§ Directions
Return each line of the data below verbatim; pictures are to be left out.

§ Materials provided
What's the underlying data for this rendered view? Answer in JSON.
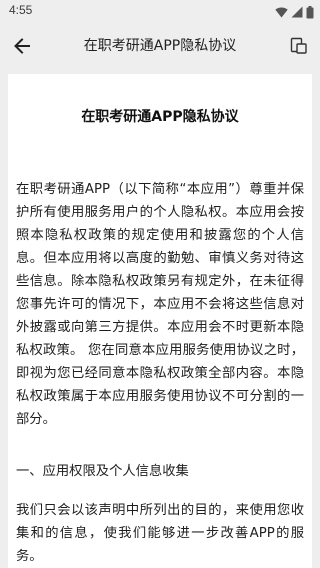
{
  "status_bar": {
    "time": "4:55"
  },
  "app_bar": {
    "title": "在职考研通APP隐私协议"
  },
  "document": {
    "title": "在职考研通APP隐私协议",
    "intro": "在职考研通APP（以下简称“本应用”）尊重并保护所有使用服务用户的个人隐私权。本应用会按照本隐私权政策的规定使用和披露您的个人信息。但本应用将以高度的勤勉、审慎义务对待这些信息。除本隐私权政策另有规定外，在未征得您事先许可的情况下，本应用不会将这些信息对外披露或向第三方提供。本应用会不时更新本隐私权政策。 您在同意本应用服务使用协议之时，即视为您已经同意本隐私权政策全部内容。本隐私权政策属于本应用服务使用协议不可分割的一部分。",
    "section_1": {
      "heading": "一、应用权限及个人信息收集",
      "paragraph": "我们只会以该声明中所列出的目的，来使用您收集和的信息，使我们能够进一步改善APP的服务。"
    }
  },
  "colors": {
    "bar_background": "#eeeeee",
    "card_background": "#ffffff",
    "text": "#1f1f1f"
  },
  "icons": {
    "status": [
      "wifi-icon",
      "signal-icon",
      "battery-icon"
    ],
    "back": "arrow-left-icon",
    "action": "document-icon"
  }
}
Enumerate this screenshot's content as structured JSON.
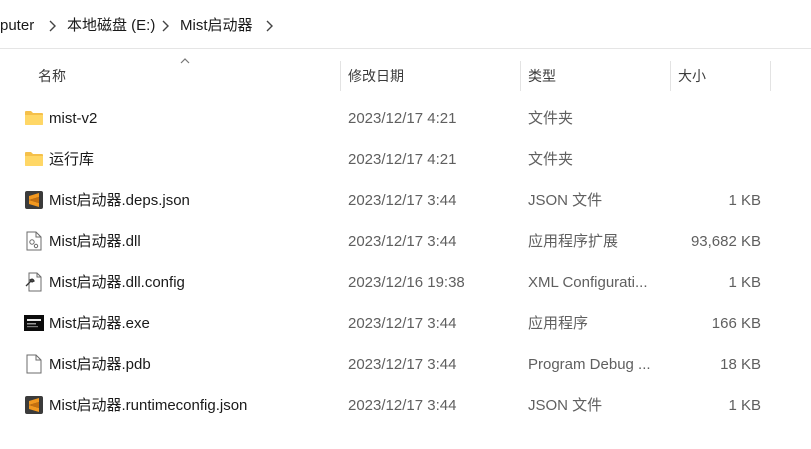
{
  "breadcrumb": {
    "items": [
      "puter",
      "本地磁盘 (E:)",
      "Mist启动器"
    ]
  },
  "columns": {
    "name": "名称",
    "date": "修改日期",
    "type": "类型",
    "size": "大小"
  },
  "files": [
    {
      "name": "mist-v2",
      "date": "2023/12/17 4:21",
      "type": "文件夹",
      "size": "",
      "icon": "folder-icon"
    },
    {
      "name": "运行库",
      "date": "2023/12/17 4:21",
      "type": "文件夹",
      "size": "",
      "icon": "folder-icon"
    },
    {
      "name": "Mist启动器.deps.json",
      "date": "2023/12/17 3:44",
      "type": "JSON 文件",
      "size": "1 KB",
      "icon": "sublime-text-icon"
    },
    {
      "name": "Mist启动器.dll",
      "date": "2023/12/17 3:44",
      "type": "应用程序扩展",
      "size": "93,682 KB",
      "icon": "dll-file-icon"
    },
    {
      "name": "Mist启动器.dll.config",
      "date": "2023/12/16 19:38",
      "type": "XML Configurati...",
      "size": "1 KB",
      "icon": "config-file-icon"
    },
    {
      "name": "Mist启动器.exe",
      "date": "2023/12/17 3:44",
      "type": "应用程序",
      "size": "166 KB",
      "icon": "exe-app-icon"
    },
    {
      "name": "Mist启动器.pdb",
      "date": "2023/12/17 3:44",
      "type": "Program Debug ...",
      "size": "18 KB",
      "icon": "blank-file-icon"
    },
    {
      "name": "Mist启动器.runtimeconfig.json",
      "date": "2023/12/17 3:44",
      "type": "JSON 文件",
      "size": "1 KB",
      "icon": "sublime-text-icon"
    }
  ],
  "colors": {
    "folder": "#f5c04a",
    "sublime": "#f2981f"
  }
}
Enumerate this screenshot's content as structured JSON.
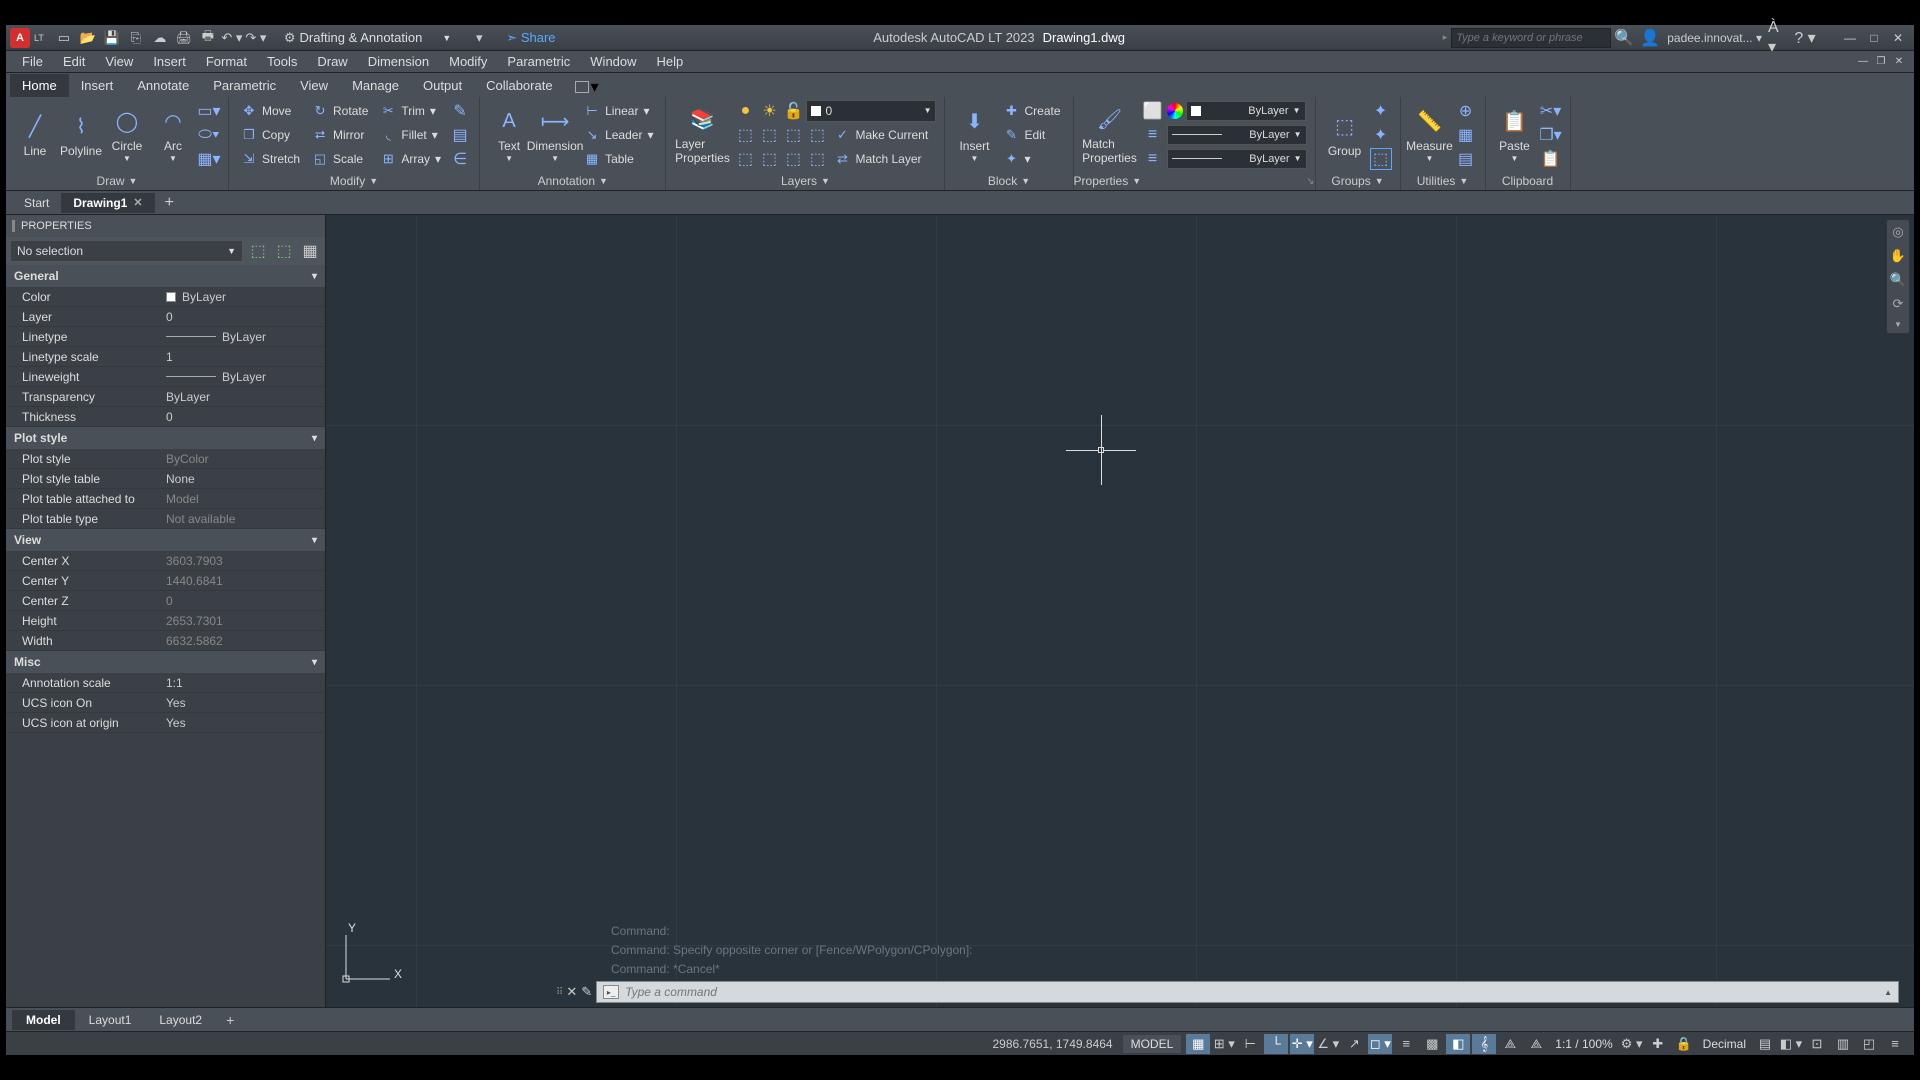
{
  "titlebar": {
    "app_badge": "A",
    "lt": "LT",
    "workspace": "Drafting & Annotation",
    "share": "Share",
    "product": "Autodesk AutoCAD LT 2023",
    "filename": "Drawing1.dwg",
    "search_placeholder": "Type a keyword or phrase",
    "user": "padee.innovat..."
  },
  "menubar": [
    "File",
    "Edit",
    "View",
    "Insert",
    "Format",
    "Tools",
    "Draw",
    "Dimension",
    "Modify",
    "Parametric",
    "Window",
    "Help"
  ],
  "ribbon_tabs": [
    "Home",
    "Insert",
    "Annotate",
    "Parametric",
    "View",
    "Manage",
    "Output",
    "Collaborate"
  ],
  "ribbon": {
    "draw": {
      "title": "Draw",
      "line": "Line",
      "polyline": "Polyline",
      "circle": "Circle",
      "arc": "Arc"
    },
    "modify": {
      "title": "Modify",
      "move": "Move",
      "rotate": "Rotate",
      "trim": "Trim",
      "copy": "Copy",
      "mirror": "Mirror",
      "fillet": "Fillet",
      "stretch": "Stretch",
      "scale": "Scale",
      "array": "Array"
    },
    "annotation": {
      "title": "Annotation",
      "text": "Text",
      "dimension": "Dimension",
      "linear": "Linear",
      "leader": "Leader",
      "table": "Table"
    },
    "layers": {
      "title": "Layers",
      "properties": "Layer\nProperties",
      "current_layer": "0",
      "make_current": "Make Current",
      "match": "Match Layer"
    },
    "block": {
      "title": "Block",
      "insert": "Insert",
      "create": "Create",
      "edit": "Edit"
    },
    "properties": {
      "title": "Properties",
      "match": "Match\nProperties",
      "color": "ByLayer",
      "lineweight": "ByLayer",
      "linetype": "ByLayer"
    },
    "groups": {
      "title": "Groups",
      "group": "Group"
    },
    "utilities": {
      "title": "Utilities",
      "measure": "Measure"
    },
    "clipboard": {
      "title": "Clipboard",
      "paste": "Paste"
    }
  },
  "file_tabs": {
    "start": "Start",
    "drawing": "Drawing1"
  },
  "props": {
    "title": "PROPERTIES",
    "selection": "No selection",
    "general": {
      "title": "General",
      "color": {
        "k": "Color",
        "v": "ByLayer"
      },
      "layer": {
        "k": "Layer",
        "v": "0"
      },
      "linetype": {
        "k": "Linetype",
        "v": "ByLayer"
      },
      "ltscale": {
        "k": "Linetype scale",
        "v": "1"
      },
      "lineweight": {
        "k": "Lineweight",
        "v": "ByLayer"
      },
      "transparency": {
        "k": "Transparency",
        "v": "ByLayer"
      },
      "thickness": {
        "k": "Thickness",
        "v": "0"
      }
    },
    "plotstyle": {
      "title": "Plot style",
      "ps": {
        "k": "Plot style",
        "v": "ByColor"
      },
      "pst": {
        "k": "Plot style table",
        "v": "None"
      },
      "pta": {
        "k": "Plot table attached to",
        "v": "Model"
      },
      "ptt": {
        "k": "Plot table type",
        "v": "Not available"
      }
    },
    "view": {
      "title": "View",
      "cx": {
        "k": "Center X",
        "v": "3603.7903"
      },
      "cy": {
        "k": "Center Y",
        "v": "1440.6841"
      },
      "cz": {
        "k": "Center Z",
        "v": "0"
      },
      "h": {
        "k": "Height",
        "v": "2653.7301"
      },
      "w": {
        "k": "Width",
        "v": "6632.5862"
      }
    },
    "misc": {
      "title": "Misc",
      "as": {
        "k": "Annotation scale",
        "v": "1:1"
      },
      "uo": {
        "k": "UCS icon On",
        "v": "Yes"
      },
      "uao": {
        "k": "UCS icon at origin",
        "v": "Yes"
      }
    }
  },
  "canvas": {
    "ucs_y": "Y",
    "ucs_x": "X",
    "history": [
      "Command:",
      "Command: Specify opposite corner or [Fence/WPolygon/CPolygon]:",
      "Command: *Cancel*"
    ],
    "cmd_placeholder": "Type a command"
  },
  "layout_tabs": [
    "Model",
    "Layout1",
    "Layout2"
  ],
  "statusbar": {
    "coords": "2986.7651, 1749.8464",
    "model": "MODEL",
    "scale": "1:1 / 100%",
    "units": "Decimal"
  }
}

§ Answer box
What's the underlying data for this rendered view? Answer in JSON.
{
  "status_bar": {
    "time": "4:55"
  },
  "app_bar": {
    "title": "在职考研通APP隐私协议"
  },
  "document": {
    "title": "在职考研通APP隐私协议",
    "intro": "在职考研通APP（以下简称“本应用”）尊重并保护所有使用服务用户的个人隐私权。本应用会按照本隐私权政策的规定使用和披露您的个人信息。但本应用将以高度的勤勉、审慎义务对待这些信息。除本隐私权政策另有规定外，在未征得您事先许可的情况下，本应用不会将这些信息对外披露或向第三方提供。本应用会不时更新本隐私权政策。 您在同意本应用服务使用协议之时，即视为您已经同意本隐私权政策全部内容。本隐私权政策属于本应用服务使用协议不可分割的一部分。",
    "section_1": {
      "heading": "一、应用权限及个人信息收集",
      "paragraph": "我们只会以该声明中所列出的目的，来使用您收集和的信息，使我们能够进一步改善APP的服务。"
    }
  },
  "colors": {
    "bar_background": "#eeeeee",
    "card_background": "#ffffff",
    "text": "#1f1f1f"
  },
  "icons": {
    "status": [
      "wifi-icon",
      "signal-icon",
      "battery-icon"
    ],
    "back": "arrow-left-icon",
    "action": "document-icon"
  }
}
Enumerate this screenshot's content as structured JSON.
{
  "breadcrumb": {
    "items": [
      "puter",
      "本地磁盘 (E:)",
      "Mist启动器"
    ]
  },
  "columns": {
    "name": "名称",
    "date": "修改日期",
    "type": "类型",
    "size": "大小"
  },
  "files": [
    {
      "name": "mist-v2",
      "date": "2023/12/17 4:21",
      "type": "文件夹",
      "size": "",
      "icon": "folder-icon"
    },
    {
      "name": "运行库",
      "date": "2023/12/17 4:21",
      "type": "文件夹",
      "size": "",
      "icon": "folder-icon"
    },
    {
      "name": "Mist启动器.deps.json",
      "date": "2023/12/17 3:44",
      "type": "JSON 文件",
      "size": "1 KB",
      "icon": "sublime-text-icon"
    },
    {
      "name": "Mist启动器.dll",
      "date": "2023/12/17 3:44",
      "type": "应用程序扩展",
      "size": "93,682 KB",
      "icon": "dll-file-icon"
    },
    {
      "name": "Mist启动器.dll.config",
      "date": "2023/12/16 19:38",
      "type": "XML Configurati...",
      "size": "1 KB",
      "icon": "config-file-icon"
    },
    {
      "name": "Mist启动器.exe",
      "date": "2023/12/17 3:44",
      "type": "应用程序",
      "size": "166 KB",
      "icon": "exe-app-icon"
    },
    {
      "name": "Mist启动器.pdb",
      "date": "2023/12/17 3:44",
      "type": "Program Debug ...",
      "size": "18 KB",
      "icon": "blank-file-icon"
    },
    {
      "name": "Mist启动器.runtimeconfig.json",
      "date": "2023/12/17 3:44",
      "type": "JSON 文件",
      "size": "1 KB",
      "icon": "sublime-text-icon"
    }
  ],
  "colors": {
    "folder": "#f5c04a",
    "sublime": "#f2981f"
  }
}
Enumerate this screenshot's content as structured JSON.
{
  "titlebar": {
    "app_badge": "A",
    "lt": "LT",
    "workspace": "Drafting & Annotation",
    "share": "Share",
    "product": "Autodesk AutoCAD LT 2023",
    "filename": "Drawing1.dwg",
    "search_placeholder": "Type a keyword or phrase",
    "user": "padee.innovat..."
  },
  "menubar": [
    "File",
    "Edit",
    "View",
    "Insert",
    "Format",
    "Tools",
    "Draw",
    "Dimension",
    "Modify",
    "Parametric",
    "Window",
    "Help"
  ],
  "ribbon_tabs": [
    "Home",
    "Insert",
    "Annotate",
    "Parametric",
    "View",
    "Manage",
    "Output",
    "Collaborate"
  ],
  "ribbon": {
    "draw": {
      "title": "Draw",
      "line": "Line",
      "polyline": "Polyline",
      "circle": "Circle",
      "arc": "Arc"
    },
    "modify": {
      "title": "Modify",
      "move": "Move",
      "rotate": "Rotate",
      "trim": "Trim",
      "copy": "Copy",
      "mirror": "Mirror",
      "fillet": "Fillet",
      "stretch": "Stretch",
      "scale": "Scale",
      "array": "Array"
    },
    "annotation": {
      "title": "Annotation",
      "text": "Text",
      "dimension": "Dimension",
      "linear": "Linear",
      "leader": "Leader",
      "table": "Table"
    },
    "layers": {
      "title": "Layers",
      "properties": "Layer\nProperties",
      "current_layer": "0",
      "make_current": "Make Current",
      "match": "Match Layer"
    },
    "block": {
      "title": "Block",
      "insert": "Insert",
      "create": "Create",
      "edit": "Edit"
    },
    "properties": {
      "title": "Properties",
      "match": "Match\nProperties",
      "color": "ByLayer",
      "lineweight": "ByLayer",
      "linetype": "ByLayer"
    },
    "groups": {
      "title": "Groups",
      "group": "Group"
    },
    "utilities": {
      "title": "Utilities",
      "measure": "Measure"
    },
    "clipboard": {
      "title": "Clipboard",
      "paste": "Paste"
    }
  },
  "file_tabs": {
    "start": "Start",
    "drawing": "Drawing1"
  },
  "props": {
    "title": "PROPERTIES",
    "selection": "No selection",
    "general": {
      "title": "General",
      "color": {
        "k": "Color",
        "v": "ByLayer"
      },
      "layer": {
        "k": "Layer",
        "v": "0"
      },
      "linetype": {
        "k": "Linetype",
        "v": "ByLayer"
      },
      "ltscale": {
        "k": "Linetype scale",
        "v": "1"
      },
      "lineweight": {
        "k": "Lineweight",
        "v": "ByLayer"
      },
      "transparency": {
        "k": "Transparency",
        "v": "ByLayer"
      },
      "thickness": {
        "k": "Thickness",
        "v": "0"
      }
    },
    "plotstyle": {
      "title": "Plot style",
      "ps": {
        "k": "Plot style",
        "v": "ByColor"
      },
      "pst": {
        "k": "Plot style table",
        "v": "None"
      },
      "pta": {
        "k": "Plot table attached to",
        "v": "Model"
      },
      "ptt": {
        "k": "Plot table type",
        "v": "Not available"
      }
    },
    "view": {
      "title": "View",
      "cx": {
        "k": "Center X",
        "v": "3603.7903"
      },
      "cy": {
        "k": "Center Y",
        "v": "1440.6841"
      },
      "cz": {
        "k": "Center Z",
        "v": "0"
      },
      "h": {
        "k": "Height",
        "v": "2653.7301"
      },
      "w": {
        "k": "Width",
        "v": "6632.5862"
      }
    },
    "misc": {
      "title": "Misc",
      "as": {
        "k": "Annotation scale",
        "v": "1:1"
      },
      "uo": {
        "k": "UCS icon On",
        "v": "Yes"
      },
      "uao": {
        "k": "UCS icon at origin",
        "v": "Yes"
      }
    }
  },
  "canvas": {
    "ucs_y": "Y",
    "ucs_x": "X",
    "history": [
      "Command:",
      "Command: Specify opposite corner or [Fence/WPolygon/CPolygon]:",
      "Command: *Cancel*"
    ],
    "cmd_placeholder": "Type a command"
  },
  "layout_tabs": [
    "Model",
    "Layout1",
    "Layout2"
  ],
  "statusbar": {
    "coords": "2986.7651, 1749.8464",
    "model": "MODEL",
    "scale": "1:1 / 100%",
    "units": "Decimal"
  }
}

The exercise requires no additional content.